Motion information contributes weakly to veridical depth perception of real stimuli. To test whether background pattern might enhance veridicality, observers judged the orientations in depth of pictorially matched trapezoidal and rectangular surfaces, with and without a rectangular grid of vertical stripes in a frontal plane behind surfaces; viewing was monocular with lateral head motions of 15 cm extent. The grid did not enhance veridicality; instead, surfaces actually or pictorially slanted to the frontal plane were judged more slanted with the grid present. In a second experiment, observers were static or moved through 30 cm; the grid had little effect during stasis, but again elicited judgments of greater slant during motion, despite broadly veridical responses without the grid. Results from actual slant are interpreted in terms of motion contrast and suggest that motion information may be important in conveying differences in orientation.
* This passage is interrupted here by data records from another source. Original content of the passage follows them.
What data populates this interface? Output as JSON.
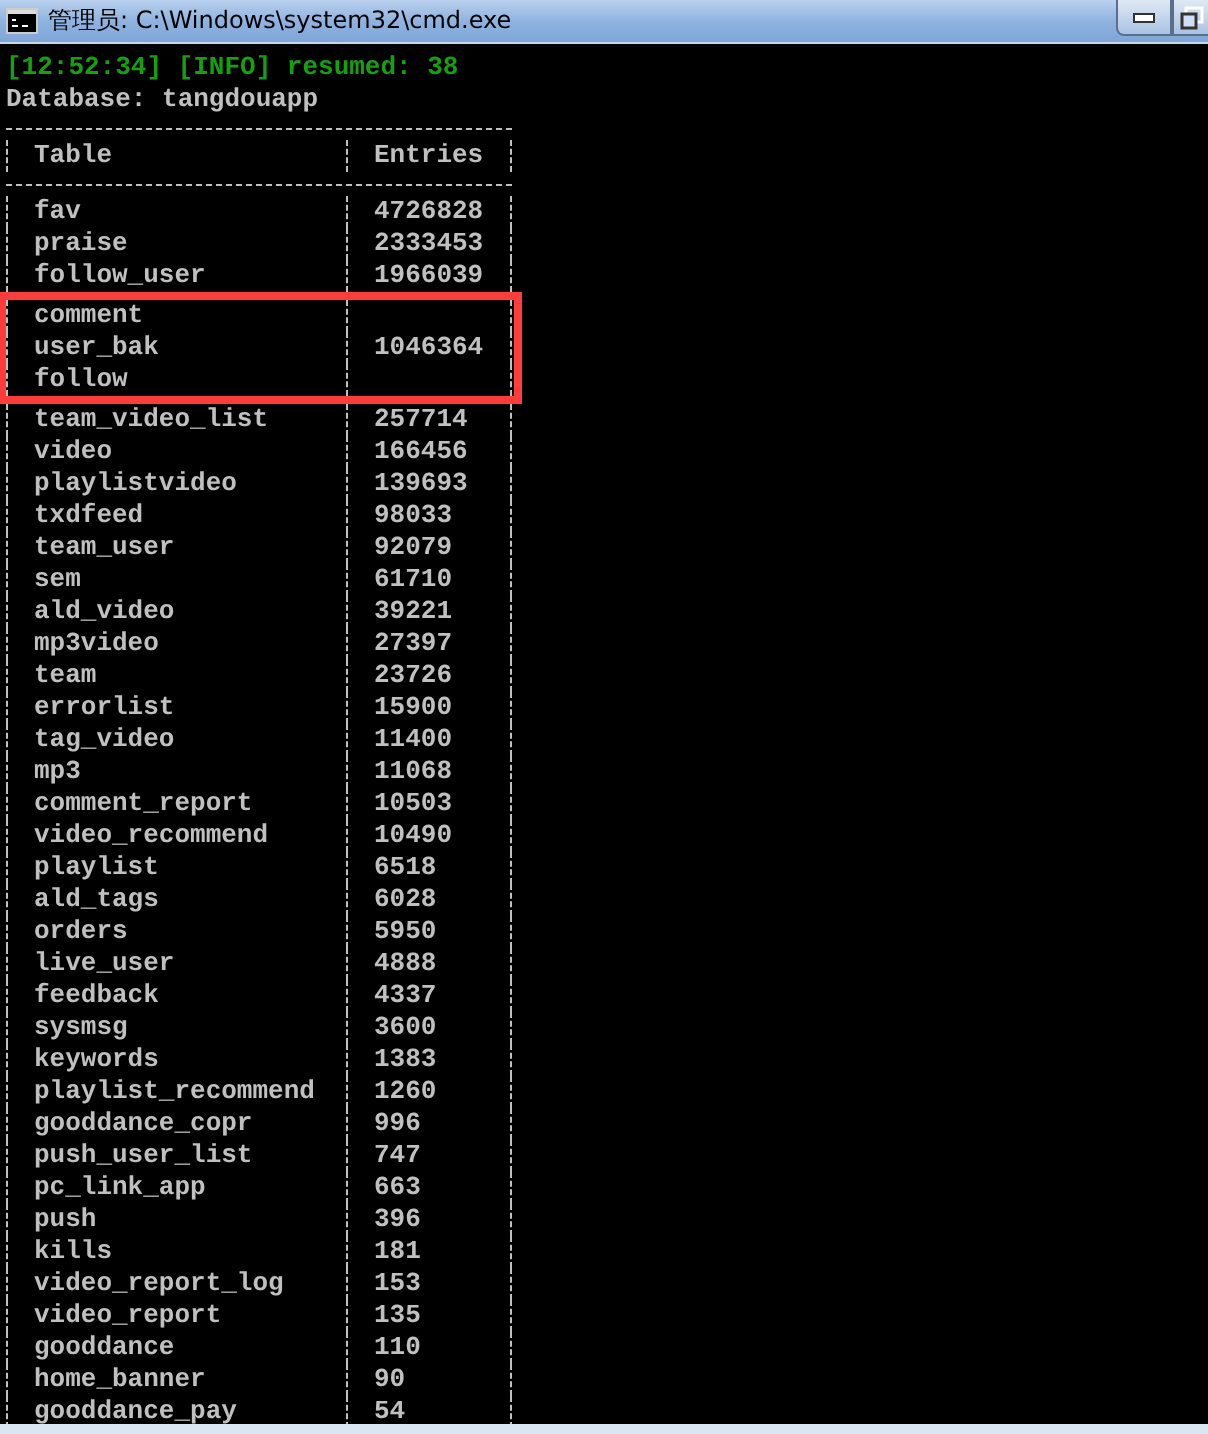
{
  "window": {
    "title": "管理员: C:\\Windows\\system32\\cmd.exe"
  },
  "console": {
    "lines": [
      {
        "kind": "info",
        "text": "[12:52:34] [INFO] resumed: 38"
      },
      {
        "kind": "plain",
        "text": "Database: tangdouapp"
      }
    ]
  },
  "table": {
    "columns": [
      "Table",
      "Entries"
    ],
    "rows": [
      {
        "table": "fav",
        "entries": "4726828",
        "highlighted": false
      },
      {
        "table": "praise",
        "entries": "2333453",
        "highlighted": false
      },
      {
        "table": "follow_user",
        "entries": "1966039",
        "highlighted": false
      },
      {
        "table": "comment",
        "highlighted": true
      },
      {
        "table": "user_bak",
        "entries": "1046364",
        "highlighted": true
      },
      {
        "table": "follow",
        "highlighted": true
      },
      {
        "table": "team_video_list",
        "entries": "257714",
        "highlighted": false
      },
      {
        "table": "video",
        "entries": "166456",
        "highlighted": false
      },
      {
        "table": "playlistvideo",
        "entries": "139693",
        "highlighted": false
      },
      {
        "table": "txdfeed",
        "entries": "98033",
        "highlighted": false
      },
      {
        "table": "team_user",
        "entries": "92079",
        "highlighted": false
      },
      {
        "table": "sem",
        "entries": "61710",
        "highlighted": false
      },
      {
        "table": "ald_video",
        "entries": "39221",
        "highlighted": false
      },
      {
        "table": "mp3video",
        "entries": "27397",
        "highlighted": false
      },
      {
        "table": "team",
        "entries": "23726",
        "highlighted": false
      },
      {
        "table": "errorlist",
        "entries": "15900",
        "highlighted": false
      },
      {
        "table": "tag_video",
        "entries": "11400",
        "highlighted": false
      },
      {
        "table": "mp3",
        "entries": "11068",
        "highlighted": false
      },
      {
        "table": "comment_report",
        "entries": "10503",
        "highlighted": false
      },
      {
        "table": "video_recommend",
        "entries": "10490",
        "highlighted": false
      },
      {
        "table": "playlist",
        "entries": "6518",
        "highlighted": false
      },
      {
        "table": "ald_tags",
        "entries": "6028",
        "highlighted": false
      },
      {
        "table": "orders",
        "entries": "5950",
        "highlighted": false
      },
      {
        "table": "live_user",
        "entries": "4888",
        "highlighted": false
      },
      {
        "table": "feedback",
        "entries": "4337",
        "highlighted": false
      },
      {
        "table": "sysmsg",
        "entries": "3600",
        "highlighted": false
      },
      {
        "table": "keywords",
        "entries": "1383",
        "highlighted": false
      },
      {
        "table": "playlist_recommend",
        "entries": "1260",
        "highlighted": false
      },
      {
        "table": "gooddance_copr",
        "entries": "996",
        "highlighted": false
      },
      {
        "table": "push_user_list",
        "entries": "747",
        "highlighted": false
      },
      {
        "table": "pc_link_app",
        "entries": "663",
        "highlighted": false
      },
      {
        "table": "push",
        "entries": "396",
        "highlighted": false
      },
      {
        "table": "kills",
        "entries": "181",
        "highlighted": false
      },
      {
        "table": "video_report_log",
        "entries": "153",
        "highlighted": false
      },
      {
        "table": "video_report",
        "entries": "135",
        "highlighted": false
      },
      {
        "table": "gooddance",
        "entries": "110",
        "highlighted": false
      },
      {
        "table": "home_banner",
        "entries": "90",
        "highlighted": false
      },
      {
        "table": "gooddance_pay",
        "entries": "54",
        "highlighted": false
      }
    ]
  }
}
Results from pictorial slant suggest that the influence of pictorial information increases as its complexity increases.
|Publication status||Published (in print/issue) - 1995|